Stress and anxiety are inevitable in life, but you can help your toddler learn to cope with daunting situations. If your little one is nervous about playing at a new park, going to a new daycare, or trying a new food, guide your toddler in facing the stressor head-on. It might be easier to protect your child from hardship by shielding them from anything that might make them unhappy, but this doesn’t do them any favors. Encourage your child to face challenging situations with bravery and determination. Your teen will someday face difficult situations, too. He might show up to a party and feel nervous about talking to people, he might feel lost trying to navigate a new school, or he might struggle with a certain class. Equipping your child with courage and self-esteem in the early years can help them navigate tricky situations in the teen years.5. Emphasize patience.
Whether you’re parenting a 3-year-old or a 13-year-old, patience is key. They are going to push you to your limits, but have a patient spirit can set your child up for success.

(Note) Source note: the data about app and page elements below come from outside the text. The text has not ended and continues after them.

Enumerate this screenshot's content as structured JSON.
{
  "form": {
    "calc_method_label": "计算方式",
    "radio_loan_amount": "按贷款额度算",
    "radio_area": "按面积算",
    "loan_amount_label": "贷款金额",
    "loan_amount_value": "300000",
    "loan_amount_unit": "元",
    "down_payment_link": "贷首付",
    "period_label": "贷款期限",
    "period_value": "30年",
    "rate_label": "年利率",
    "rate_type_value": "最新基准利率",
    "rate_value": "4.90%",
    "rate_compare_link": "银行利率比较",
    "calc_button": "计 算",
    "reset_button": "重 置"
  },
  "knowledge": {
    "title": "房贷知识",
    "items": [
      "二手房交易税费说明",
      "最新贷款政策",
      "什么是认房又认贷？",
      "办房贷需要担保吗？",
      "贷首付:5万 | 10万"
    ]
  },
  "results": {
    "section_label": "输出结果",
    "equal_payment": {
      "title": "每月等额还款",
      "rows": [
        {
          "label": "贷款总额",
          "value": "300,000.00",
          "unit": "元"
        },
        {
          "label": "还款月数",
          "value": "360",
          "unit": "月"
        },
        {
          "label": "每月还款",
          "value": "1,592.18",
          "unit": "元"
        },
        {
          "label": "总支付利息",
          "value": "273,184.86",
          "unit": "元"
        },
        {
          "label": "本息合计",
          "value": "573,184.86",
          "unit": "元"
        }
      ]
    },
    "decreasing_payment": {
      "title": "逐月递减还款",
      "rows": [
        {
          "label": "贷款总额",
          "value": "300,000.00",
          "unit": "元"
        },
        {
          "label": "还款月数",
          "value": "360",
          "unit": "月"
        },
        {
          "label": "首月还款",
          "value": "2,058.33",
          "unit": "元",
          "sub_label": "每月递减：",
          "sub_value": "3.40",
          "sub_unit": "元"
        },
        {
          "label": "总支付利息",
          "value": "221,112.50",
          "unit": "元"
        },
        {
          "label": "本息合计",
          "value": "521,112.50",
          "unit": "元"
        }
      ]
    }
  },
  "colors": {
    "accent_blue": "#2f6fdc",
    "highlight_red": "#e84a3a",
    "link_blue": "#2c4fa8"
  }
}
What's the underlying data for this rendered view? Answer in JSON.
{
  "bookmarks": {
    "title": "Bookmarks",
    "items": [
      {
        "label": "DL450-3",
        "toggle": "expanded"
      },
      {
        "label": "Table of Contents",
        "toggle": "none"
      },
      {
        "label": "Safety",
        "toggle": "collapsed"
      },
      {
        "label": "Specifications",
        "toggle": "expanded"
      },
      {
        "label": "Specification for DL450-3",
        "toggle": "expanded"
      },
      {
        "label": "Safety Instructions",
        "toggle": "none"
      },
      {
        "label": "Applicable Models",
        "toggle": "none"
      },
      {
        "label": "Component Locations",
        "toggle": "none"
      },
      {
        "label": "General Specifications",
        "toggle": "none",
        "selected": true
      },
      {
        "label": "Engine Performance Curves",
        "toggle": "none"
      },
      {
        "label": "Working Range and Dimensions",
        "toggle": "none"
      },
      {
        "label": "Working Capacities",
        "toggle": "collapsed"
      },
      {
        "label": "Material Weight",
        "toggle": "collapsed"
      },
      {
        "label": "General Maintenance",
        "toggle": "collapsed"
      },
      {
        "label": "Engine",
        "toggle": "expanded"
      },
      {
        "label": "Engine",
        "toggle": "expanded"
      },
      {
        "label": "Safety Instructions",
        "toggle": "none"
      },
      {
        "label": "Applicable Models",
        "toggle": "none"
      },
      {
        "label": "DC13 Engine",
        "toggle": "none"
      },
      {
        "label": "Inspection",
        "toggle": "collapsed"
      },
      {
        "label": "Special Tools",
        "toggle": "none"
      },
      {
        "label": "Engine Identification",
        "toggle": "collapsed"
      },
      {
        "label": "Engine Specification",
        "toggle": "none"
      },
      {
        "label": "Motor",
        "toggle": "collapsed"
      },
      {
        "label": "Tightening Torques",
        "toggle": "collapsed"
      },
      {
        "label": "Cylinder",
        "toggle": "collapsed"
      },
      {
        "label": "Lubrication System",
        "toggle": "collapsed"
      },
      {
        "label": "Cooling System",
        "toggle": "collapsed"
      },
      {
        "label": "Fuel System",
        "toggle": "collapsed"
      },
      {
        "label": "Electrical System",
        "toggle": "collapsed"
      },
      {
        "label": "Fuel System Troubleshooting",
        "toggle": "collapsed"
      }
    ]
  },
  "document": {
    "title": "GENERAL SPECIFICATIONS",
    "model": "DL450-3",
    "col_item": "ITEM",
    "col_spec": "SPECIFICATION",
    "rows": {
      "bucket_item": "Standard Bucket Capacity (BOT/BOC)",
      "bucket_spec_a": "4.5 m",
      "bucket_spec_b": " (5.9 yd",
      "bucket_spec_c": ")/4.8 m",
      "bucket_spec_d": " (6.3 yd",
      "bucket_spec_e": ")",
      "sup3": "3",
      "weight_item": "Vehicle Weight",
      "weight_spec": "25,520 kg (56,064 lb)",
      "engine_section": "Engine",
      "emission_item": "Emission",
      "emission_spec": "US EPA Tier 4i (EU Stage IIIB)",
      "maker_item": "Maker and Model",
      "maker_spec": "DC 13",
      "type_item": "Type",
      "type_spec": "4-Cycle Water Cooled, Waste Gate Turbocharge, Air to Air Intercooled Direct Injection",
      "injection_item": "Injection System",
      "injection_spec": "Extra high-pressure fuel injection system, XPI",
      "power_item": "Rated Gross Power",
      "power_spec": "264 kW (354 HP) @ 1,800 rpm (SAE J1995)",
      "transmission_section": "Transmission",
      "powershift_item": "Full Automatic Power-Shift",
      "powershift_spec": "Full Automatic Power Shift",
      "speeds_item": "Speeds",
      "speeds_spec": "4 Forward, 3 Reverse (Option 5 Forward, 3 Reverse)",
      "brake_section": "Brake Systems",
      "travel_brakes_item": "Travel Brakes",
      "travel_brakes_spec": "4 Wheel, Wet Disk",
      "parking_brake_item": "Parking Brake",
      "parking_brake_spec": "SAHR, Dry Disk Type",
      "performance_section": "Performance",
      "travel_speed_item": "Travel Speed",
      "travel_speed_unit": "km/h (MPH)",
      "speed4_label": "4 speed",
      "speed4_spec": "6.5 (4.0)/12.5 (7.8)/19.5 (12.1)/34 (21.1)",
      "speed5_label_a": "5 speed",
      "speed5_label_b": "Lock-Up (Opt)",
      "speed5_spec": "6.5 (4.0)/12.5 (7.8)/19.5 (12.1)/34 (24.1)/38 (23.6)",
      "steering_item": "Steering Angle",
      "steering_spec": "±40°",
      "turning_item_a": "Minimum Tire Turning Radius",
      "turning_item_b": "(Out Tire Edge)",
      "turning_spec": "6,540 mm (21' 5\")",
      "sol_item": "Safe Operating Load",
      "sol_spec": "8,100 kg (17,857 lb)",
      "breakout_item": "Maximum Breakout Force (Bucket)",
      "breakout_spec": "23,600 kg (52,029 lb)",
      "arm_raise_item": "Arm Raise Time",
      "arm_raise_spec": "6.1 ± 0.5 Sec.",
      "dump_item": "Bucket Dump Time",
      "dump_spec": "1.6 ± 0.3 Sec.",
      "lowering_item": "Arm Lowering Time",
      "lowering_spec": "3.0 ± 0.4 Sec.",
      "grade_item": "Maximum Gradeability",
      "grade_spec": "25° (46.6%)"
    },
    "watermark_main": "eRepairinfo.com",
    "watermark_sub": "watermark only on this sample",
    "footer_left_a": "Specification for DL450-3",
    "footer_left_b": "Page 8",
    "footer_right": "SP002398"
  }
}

Toddlers often want to do everything “by myself,” which is great because it means he wants to practice autonomy, but it also can mean simple tasks like getting dressed or eating a meal can take much longer than you’d appreciate. If you want your child to feel self-sufficient during the teen years, it’s important to be patient in the early years and let your child do tasks at his pace. A sense of autonomy is crucial during the teen years, when your child will want to assert his authority and assure you of his independence. Enabling your toddler to do things his way, even if it takes twice the amount of time, can help prepare him for success during the later years.

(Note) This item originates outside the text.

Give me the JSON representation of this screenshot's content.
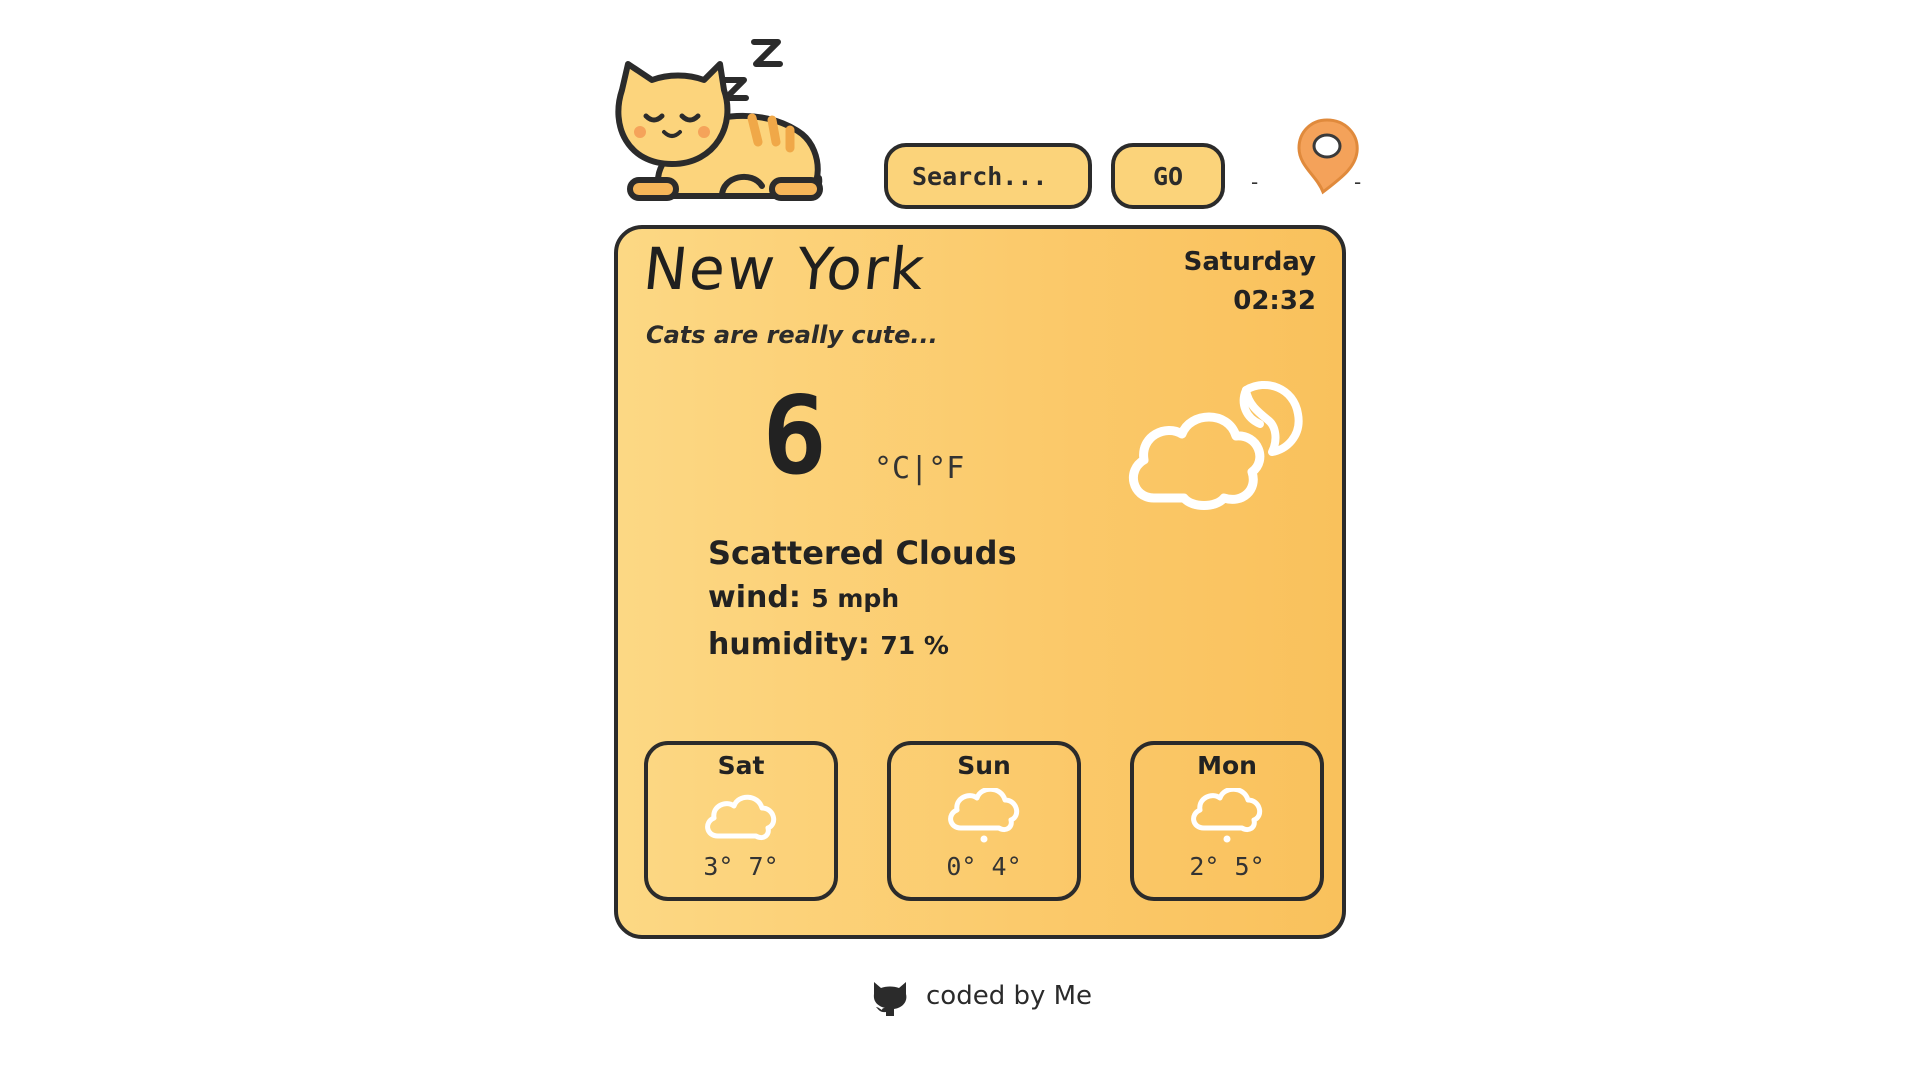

If you find yourself worrying about the tumultuous teen years, know that you can nurture skills in your child while he’s still a toddler that will set him up for an easier time in later childhood!
Parenting is awesome. Sleep is overrated. Every day is an adventure.
Meet Our KeaMommy Contributor: Kaitlyn Torrez
I’m Kaitlyn Torrez, from the San Francisco Bay Area. I live with my husband and two children, Roman and Logan. I’m a former preschool teacher, currently enjoying being a stay at home mom. I love all things writing, coffee, and chocolate. In my free time, I enjoy reading, blogging, and working out.